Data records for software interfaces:
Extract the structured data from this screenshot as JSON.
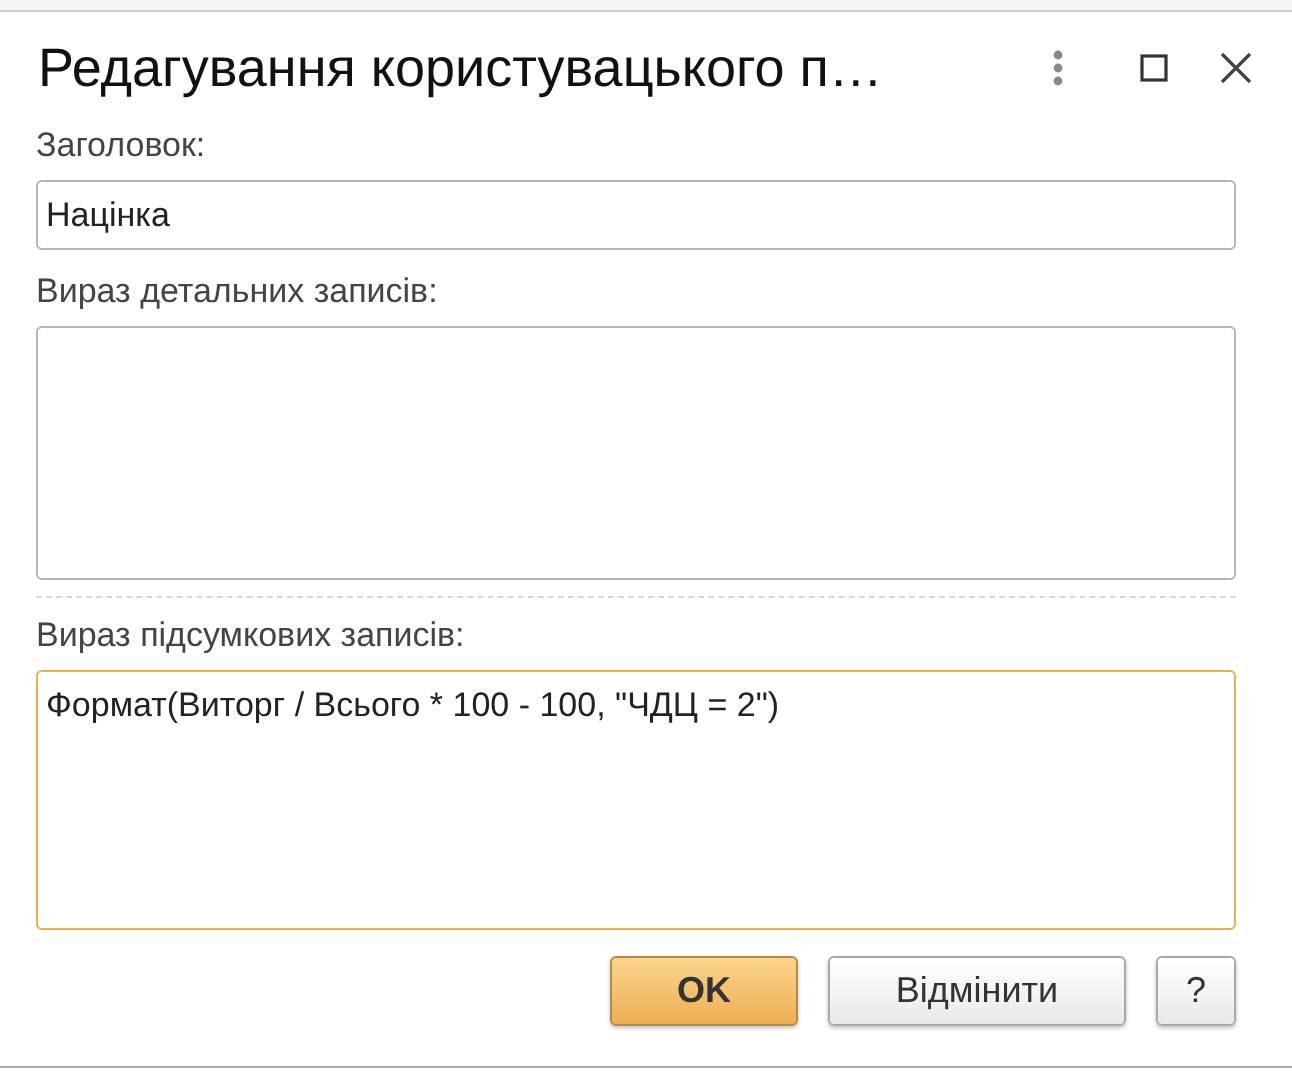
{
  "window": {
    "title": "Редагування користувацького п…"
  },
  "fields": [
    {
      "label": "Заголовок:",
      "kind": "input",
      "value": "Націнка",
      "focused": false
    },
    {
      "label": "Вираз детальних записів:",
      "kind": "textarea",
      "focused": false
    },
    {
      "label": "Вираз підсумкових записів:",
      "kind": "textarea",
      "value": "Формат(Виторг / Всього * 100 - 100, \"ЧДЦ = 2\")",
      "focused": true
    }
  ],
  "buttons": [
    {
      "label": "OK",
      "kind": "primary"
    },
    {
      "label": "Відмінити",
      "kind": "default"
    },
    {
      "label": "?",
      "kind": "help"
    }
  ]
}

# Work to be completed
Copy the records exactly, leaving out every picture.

# Task response
Extract the structured data from this screenshot as JSON.
{
  "window": {
    "title": "Редагування користувацького п…"
  },
  "fields": [
    {
      "label": "Заголовок:",
      "kind": "input",
      "value": "Націнка",
      "focused": false
    },
    {
      "label": "Вираз детальних записів:",
      "kind": "textarea",
      "focused": false
    },
    {
      "label": "Вираз підсумкових записів:",
      "kind": "textarea",
      "value": "Формат(Виторг / Всього * 100 - 100, \"ЧДЦ = 2\")",
      "focused": true
    }
  ],
  "buttons": [
    {
      "label": "OK",
      "kind": "primary"
    },
    {
      "label": "Відмінити",
      "kind": "default"
    },
    {
      "label": "?",
      "kind": "help"
    }
  ]
}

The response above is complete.